Let’s go surf a kite

Words and photos by Dave Barry

Kite-surfer Dez Robertson sweeps across Scarborough’s south bay, back and forth, again and again.

The mesmerising display of wind power was watched by countless people on the beach, on the piers, on cliff paths, in houses and hotels.

Viewed from the top of the old town, only the crescent-shaped green and blue kite was visible, appearing to bounce along the rooftops, from side to side.

In a south-easterly wind, Dez spent a good hour skimming the surface of the sea, often in the shallowest part, where the incoming tide lapped at the sand.

A kite-surfing veteran of 15 years, he skilfully manoeuvred his way across the waves, tacking upwind using the same sailing principle as yachts.

As he bounced across waves, he occasionally lifted off and at one point turned 180 degrees in mid-air, losing his short kite-board.

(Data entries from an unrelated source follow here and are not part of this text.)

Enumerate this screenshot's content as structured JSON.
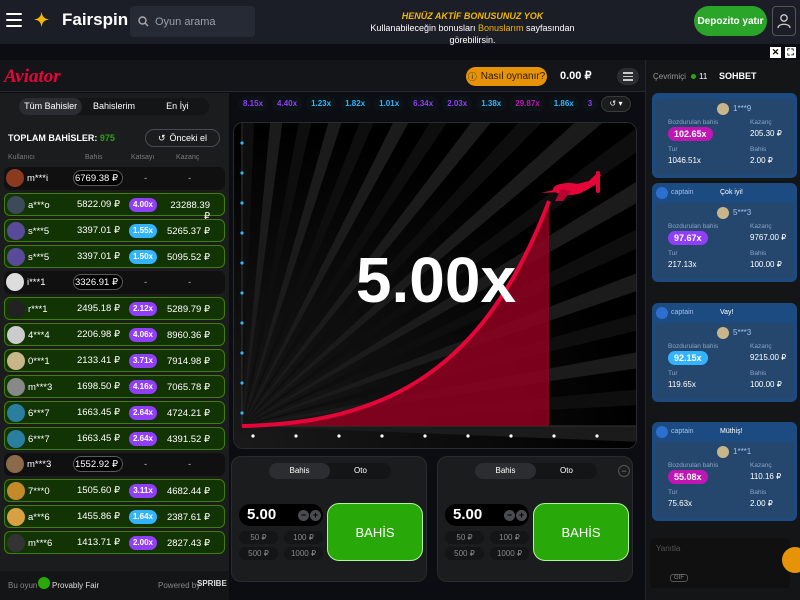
{
  "site": {
    "logo_text": "Fairspin",
    "search_placeholder": "Oyun arama",
    "promo_line1": "HENÜZ AKTİF BONUSUNUZ YOK",
    "promo_line2a": "Kullanabileceğin bonusları ",
    "promo_line2b": "Bonuslarım",
    "promo_line2c": " sayfasından görebilirsin.",
    "deposit_label": "Depozito yatır"
  },
  "game": {
    "logo": "Aviator",
    "howto_label": "Nasıl oynanır?",
    "balance": "0.00 ₽",
    "multiplier": "5.00x"
  },
  "bets_panel": {
    "tabs": [
      "Tüm Bahisler",
      "Bahislerim",
      "En İyi"
    ],
    "total_label": "TOPLAM BAHİSLER:",
    "total_count": "975",
    "prev_label": "Önceki el",
    "col_user": "Kullanıcı",
    "col_bet": "Bahis",
    "col_mult": "Katsayı",
    "col_win": "Kazanç",
    "rows": [
      {
        "user": "m***i",
        "bet": "6769.38 ₽",
        "mult": "-",
        "win": "-",
        "won": false,
        "avatar": "#8a3a1f"
      },
      {
        "user": "a***o",
        "bet": "5822.09 ₽",
        "mult": "4.00x",
        "win": "23288.39 ₽",
        "won": true,
        "avatar": "#3c4a5a"
      },
      {
        "user": "s***5",
        "bet": "3397.01 ₽",
        "mult": "1.55x",
        "win": "5265.37 ₽",
        "won": true,
        "avatar": "#5a4a9a"
      },
      {
        "user": "s***5",
        "bet": "3397.01 ₽",
        "mult": "1.50x",
        "win": "5095.52 ₽",
        "won": true,
        "avatar": "#5a4a9a"
      },
      {
        "user": "i***1",
        "bet": "3326.91 ₽",
        "mult": "-",
        "win": "-",
        "won": false,
        "avatar": "#ddd"
      },
      {
        "user": "r***1",
        "bet": "2495.18 ₽",
        "mult": "2.12x",
        "win": "5289.79 ₽",
        "won": true,
        "avatar": "#222"
      },
      {
        "user": "4***4",
        "bet": "2206.98 ₽",
        "mult": "4.06x",
        "win": "8960.36 ₽",
        "won": true,
        "avatar": "#ccc"
      },
      {
        "user": "0***1",
        "bet": "2133.41 ₽",
        "mult": "3.71x",
        "win": "7914.98 ₽",
        "won": true,
        "avatar": "#c9b58a"
      },
      {
        "user": "m***3",
        "bet": "1698.50 ₽",
        "mult": "4.16x",
        "win": "7065.78 ₽",
        "won": true,
        "avatar": "#888"
      },
      {
        "user": "6***7",
        "bet": "1663.45 ₽",
        "mult": "2.64x",
        "win": "4724.21 ₽",
        "won": true,
        "avatar": "#2a7fa0"
      },
      {
        "user": "6***7",
        "bet": "1663.45 ₽",
        "mult": "2.64x",
        "win": "4391.52 ₽",
        "won": true,
        "avatar": "#2a7fa0"
      },
      {
        "user": "m***3",
        "bet": "1552.92 ₽",
        "mult": "-",
        "win": "-",
        "won": false,
        "avatar": "#8a6a4a"
      },
      {
        "user": "7***0",
        "bet": "1505.60 ₽",
        "mult": "3.11x",
        "win": "4682.44 ₽",
        "won": true,
        "avatar": "#c48a2a"
      },
      {
        "user": "a***6",
        "bet": "1455.86 ₽",
        "mult": "1.64x",
        "win": "2387.61 ₽",
        "won": true,
        "avatar": "#d8a040"
      },
      {
        "user": "m***6",
        "bet": "1413.71 ₽",
        "mult": "2.00x",
        "win": "2827.43 ₽",
        "won": true,
        "avatar": "#333"
      }
    ],
    "footer_provably": "Bu oyun",
    "footer_pf": "Provably Fair",
    "footer_powered": "Powered by",
    "footer_brand": "SPRIBE"
  },
  "history": [
    {
      "v": "8.15x",
      "c": "#913ef8"
    },
    {
      "v": "4.40x",
      "c": "#913ef8"
    },
    {
      "v": "1.23x",
      "c": "#34b4ff"
    },
    {
      "v": "1.82x",
      "c": "#34b4ff"
    },
    {
      "v": "1.01x",
      "c": "#34b4ff"
    },
    {
      "v": "6.34x",
      "c": "#913ef8"
    },
    {
      "v": "2.03x",
      "c": "#913ef8"
    },
    {
      "v": "1.38x",
      "c": "#34b4ff"
    },
    {
      "v": "29.87x",
      "c": "#c017b4"
    },
    {
      "v": "1.86x",
      "c": "#34b4ff"
    },
    {
      "v": "3",
      "c": "#913ef8"
    }
  ],
  "bet_controls": [
    {
      "tab_bet": "Bahis",
      "tab_auto": "Oto",
      "amount": "5.00",
      "quick": [
        "50 ₽",
        "100 ₽",
        "500 ₽",
        "1000 ₽"
      ],
      "button": "BAHİS"
    },
    {
      "tab_bet": "Bahis",
      "tab_auto": "Oto",
      "amount": "5.00",
      "quick": [
        "50 ₽",
        "100 ₽",
        "500 ₽",
        "1000 ₽"
      ],
      "button": "BAHİS"
    }
  ],
  "chat": {
    "online_label": "Çevrimiçi",
    "online_count": "11",
    "title": "SOHBET",
    "cards": [
      {
        "author": "",
        "text": "",
        "user": "1***9",
        "cashout_label": "Bozdurulan bahis",
        "cashout": "102.65x",
        "win_label": "Kazanç",
        "win": "205.30 ₽",
        "odds_label": "Tur",
        "odds": "1046.51x",
        "bet_label": "Bahis",
        "bet": "2.00 ₽",
        "pill": "#c017b4"
      },
      {
        "author": "captain",
        "text": "Çok iyi!",
        "user": "5***3",
        "cashout_label": "Bozdurulan bahis",
        "cashout": "97.67x",
        "win_label": "Kazanç",
        "win": "9767.00 ₽",
        "odds_label": "Tur",
        "odds": "217.13x",
        "bet_label": "Bahis",
        "bet": "100.00 ₽",
        "pill": "#913ef8"
      },
      {
        "author": "captain",
        "text": "Vay!",
        "user": "5***3",
        "cashout_label": "Bozdurulan bahis",
        "cashout": "92.15x",
        "win_label": "Kazanç",
        "win": "9215.00 ₽",
        "odds_label": "Tur",
        "odds": "119.65x",
        "bet_label": "Bahis",
        "bet": "100.00 ₽",
        "pill": "#34b4ff"
      },
      {
        "author": "captain",
        "text": "Müthiş!",
        "user": "1***1",
        "cashout_label": "Bozdurulan bahis",
        "cashout": "55.08x",
        "win_label": "Kazanç",
        "win": "110.16 ₽",
        "odds_label": "Tur",
        "odds": "75.63x",
        "bet_label": "Bahis",
        "bet": "2.00 ₽",
        "pill": "#c017b4"
      }
    ],
    "input_placeholder": "Yanıtla",
    "gif_label": "GIF"
  }
}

The £1,600 kite was attached to Dez by a harness around his midriff, over his wetsuit. He controlled its movements with four dynemer lines with a joint breaking strain of 600lb. A fifth line is used to collapse the kite in case of emergency.

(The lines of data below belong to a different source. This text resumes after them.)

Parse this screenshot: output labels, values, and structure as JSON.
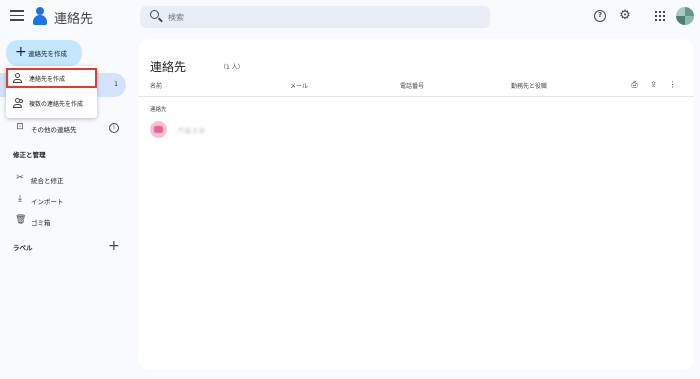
{
  "app": {
    "title": "連絡先"
  },
  "search": {
    "placeholder": "検索"
  },
  "header": {
    "icons": [
      "menu-icon",
      "help-icon",
      "settings-icon",
      "apps-icon",
      "account-avatar"
    ]
  },
  "create_button": {
    "label": "連絡先を作成"
  },
  "create_menu": {
    "items": [
      {
        "label": "連絡先を作成",
        "icon": "person-icon",
        "highlighted": true
      },
      {
        "label": "複数の連絡先を作成",
        "icon": "people-icon",
        "highlighted": false
      }
    ]
  },
  "sidebar": {
    "active_count": "1",
    "other_contacts": "その他の連絡先",
    "fix_manage_heading": "修正と管理",
    "items": [
      {
        "label": "統合と修正",
        "icon": "merge-fix-icon"
      },
      {
        "label": "インポート",
        "icon": "import-icon"
      },
      {
        "label": "ゴミ箱",
        "icon": "trash-icon"
      }
    ],
    "labels_heading": "ラベル"
  },
  "main": {
    "title": "連絡先",
    "count": "（1 人）",
    "columns": [
      "名前",
      "メール",
      "電話番号",
      "勤務先と役職"
    ],
    "toolbar_icons": [
      "print-icon",
      "export-icon",
      "more-vert-icon"
    ],
    "group_label": "連絡先",
    "rows": [
      {
        "name": "門脇太郎"
      }
    ]
  },
  "colors": {
    "accent": "#1a73e8",
    "create_button_bg": "#c2e7ff",
    "active_nav_bg": "#d3e3fd",
    "highlight_border": "#e53935"
  }
}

Dez was test-flying a Sculp demonstration kite for a company called CrazyFly. The rim and spars have air in so if it lands in water it’s easier to relaunch. Made of strong nylon, it is rigid when inflated with an air-pump.

Dez, who has two surf-kites of his own, is one of three people in Scarborough who practise kite-surfing, which is classified as an extreme sport and is therefore dangerous. “It depends on how experienced you are and if you have the right gear and are reading the wind conditions”, he says. “Safety is always paramount”.

Dez’s kite journey began with power-kites, flown from the beach. He progressed to beach-based kite-buggying and land-boarding before going to Fuerteventura to learn the basics of kite-surfing, including self-rescue.

He says he has never been interested in conventional surfing. “I haven’t got the patience for spending most of the time in the water, waiting for the right waves”.

Needless to say, kite-surfing depends on the wind. “It’s all about reading the wind and finding the right conditions, using the wind-window principle when flying my kite”, Jez explains.

Odd as it may sound, the wind is better a few miles further south. “We usually prefer Fraisthorpe near Bridlington. The wind is more consistent”.

Aged 48, Dez is a father of three who has lived in Scarborough since 1978. He works for Promech Solutions in Eastfield, manufacturering low floor buses and coach parts.